Since summer last year you can get audio and video devices which can only talk to the computer through the media transfer protocol – which was only supported by Windows Media Player 10 at this time.
The first idea behind that protocol was mainly to extend the already well known picture transfer protocol of digital cameras to get the ability of exchanging audio and video over this protocol, too. The second idea behind this protocol was to lock out Free/Open Source software since the protocol specifications you can get at microsoft.com explicitly forbid an implementation of this protocol in Free/Open Source software.
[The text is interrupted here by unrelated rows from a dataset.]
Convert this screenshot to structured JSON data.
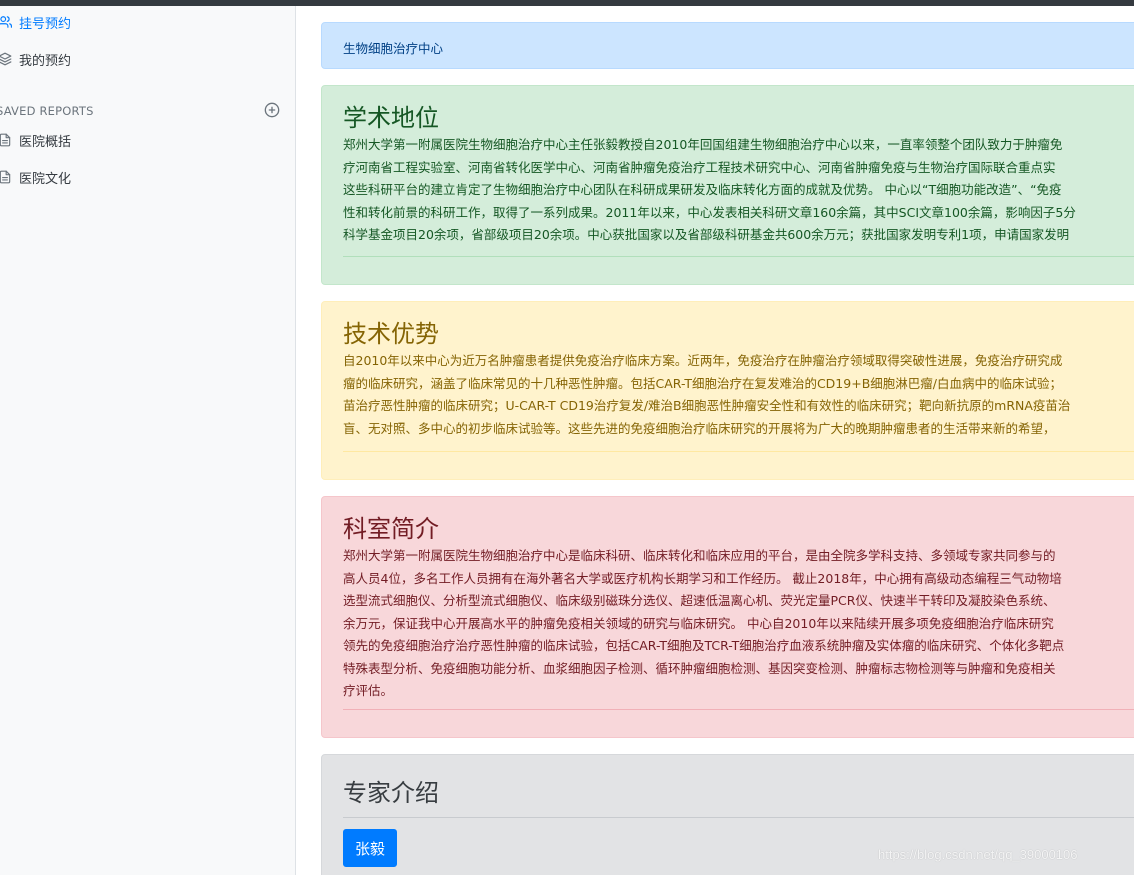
{
  "sidebar": {
    "items": [
      {
        "label": "挂号预约",
        "icon": "users-icon"
      },
      {
        "label": "我的预约",
        "icon": "layers-icon"
      }
    ],
    "reports_heading": "SAVED REPORTS",
    "reports": [
      {
        "label": "医院概括",
        "icon": "file-text-icon"
      },
      {
        "label": "医院文化",
        "icon": "file-text-icon"
      }
    ]
  },
  "main": {
    "banner": "生物细胞治疗中心",
    "sections": [
      {
        "title": "学术地位",
        "lines": [
          "郑州大学第一附属医院生物细胞治疗中心主任张毅教授自2010年回国组建生物细胞治疗中心以来，一直率领整个团队致力于肿瘤免",
          "疗河南省工程实验室、河南省转化医学中心、河南省肿瘤免疫治疗工程技术研究中心、河南省肿瘤免疫与生物治疗国际联合重点实",
          "这些科研平台的建立肯定了生物细胞治疗中心团队在科研成果研发及临床转化方面的成就及优势。 中心以“T细胞功能改造”、“免疫",
          "性和转化前景的科研工作，取得了一系列成果。2011年以来，中心发表相关科研文章160余篇，其中SCI文章100余篇，影响因子5分",
          "科学基金项目20余项，省部级项目20余项。中心获批国家以及省部级科研基金共600余万元；获批国家发明专利1项，申请国家发明"
        ]
      },
      {
        "title": "技术优势",
        "lines": [
          "自2010年以来中心为近万名肿瘤患者提供免疫治疗临床方案。近两年，免疫治疗在肿瘤治疗领域取得突破性进展，免疫治疗研究成",
          "瘤的临床研究，涵盖了临床常见的十几种恶性肿瘤。包括CAR-T细胞治疗在复发难治的CD19+B细胞淋巴瘤/白血病中的临床试验；",
          "苗治疗恶性肿瘤的临床研究；U-CAR-T CD19治疗复发/难治B细胞恶性肿瘤安全性和有效性的临床研究；靶向新抗原的mRNA疫苗治",
          "盲、无对照、多中心的初步临床试验等。这些先进的免疫细胞治疗临床研究的开展将为广大的晚期肿瘤患者的生活带来新的希望，"
        ]
      },
      {
        "title": "科室简介",
        "lines": [
          "郑州大学第一附属医院生物细胞治疗中心是临床科研、临床转化和临床应用的平台，是由全院多学科支持、多领域专家共同参与的",
          "高人员4位，多名工作人员拥有在海外著名大学或医疗机构长期学习和工作经历。 截止2018年，中心拥有高级动态编程三气动物培",
          "选型流式细胞仪、分析型流式细胞仪、临床级别磁珠分选仪、超速低温离心机、荧光定量PCR仪、快速半干转印及凝胶染色系统、",
          "余万元，保证我中心开展高水平的肿瘤免疫相关领域的研究与临床研究。 中心自2010年以来陆续开展多项免疫细胞治疗临床研究",
          "领先的免疫细胞治疗治疗恶性肿瘤的临床试验，包括CAR-T细胞及TCR-T细胞治疗血液系统肿瘤及实体瘤的临床研究、个体化多靶点",
          "特殊表型分析、免疫细胞功能分析、血浆细胞因子检测、循环肿瘤细胞检测、基因突变检测、肿瘤标志物检测等与肿瘤和免疫相关",
          "疗评估。"
        ]
      }
    ],
    "experts": {
      "title": "专家介绍",
      "button_label": "张毅"
    }
  },
  "watermark": "https://blog.csdn.net/qq_39000106"
}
Nevertheless the people at gphoto extended their ptp to add some of the mtp features. They did it by enhancing their ptp version and not by looking at the mtp specs, so their way is probably legal.
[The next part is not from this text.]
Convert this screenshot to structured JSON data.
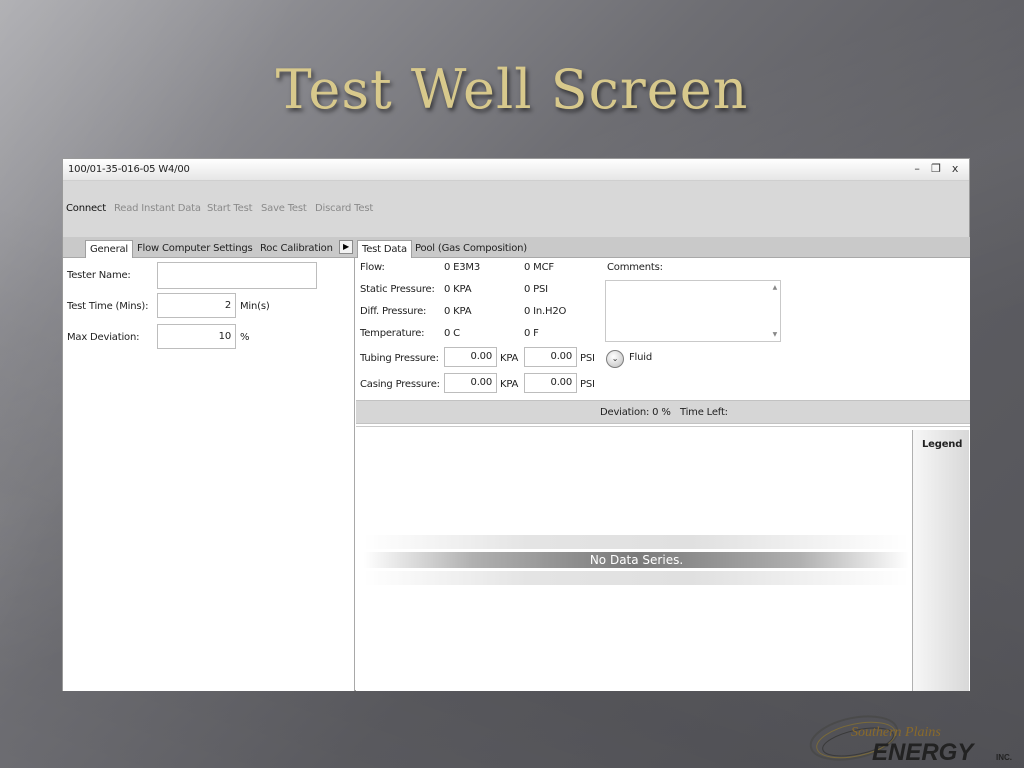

But we are in the worl of Open Source and so there is not only one way to reach the aim: the project libmtp tries to fill the existing gap by providing full mtp support not even for linux, but also for MacOS. And there are already some graphical interfaces which can make use of this library: gnomad2 and mtpdude. And I am pretty sure that amarok will make use of this library once it is stable enough, too.
The only thing I am not entirely sure about is the legal status of the project – Microsofts aim was pretty clearly to prevent adoption of this protocol in every (!) Open Source software, but there was some documentation on the web which was not provided by Microsoft and which had no terms about “no inclusion in FLOSS”. We will see…
But this step of libmtp shows once again for me how powerfull the FLOSS-Community already is: although there was no support by any vendor some people stepped in the front and started developing a library. The rest, the inclusion by the library, is done by the community of already existing applications. And soon the average Linux destkop computer will have full MTP support – pretty nice, isn’t it? 🙂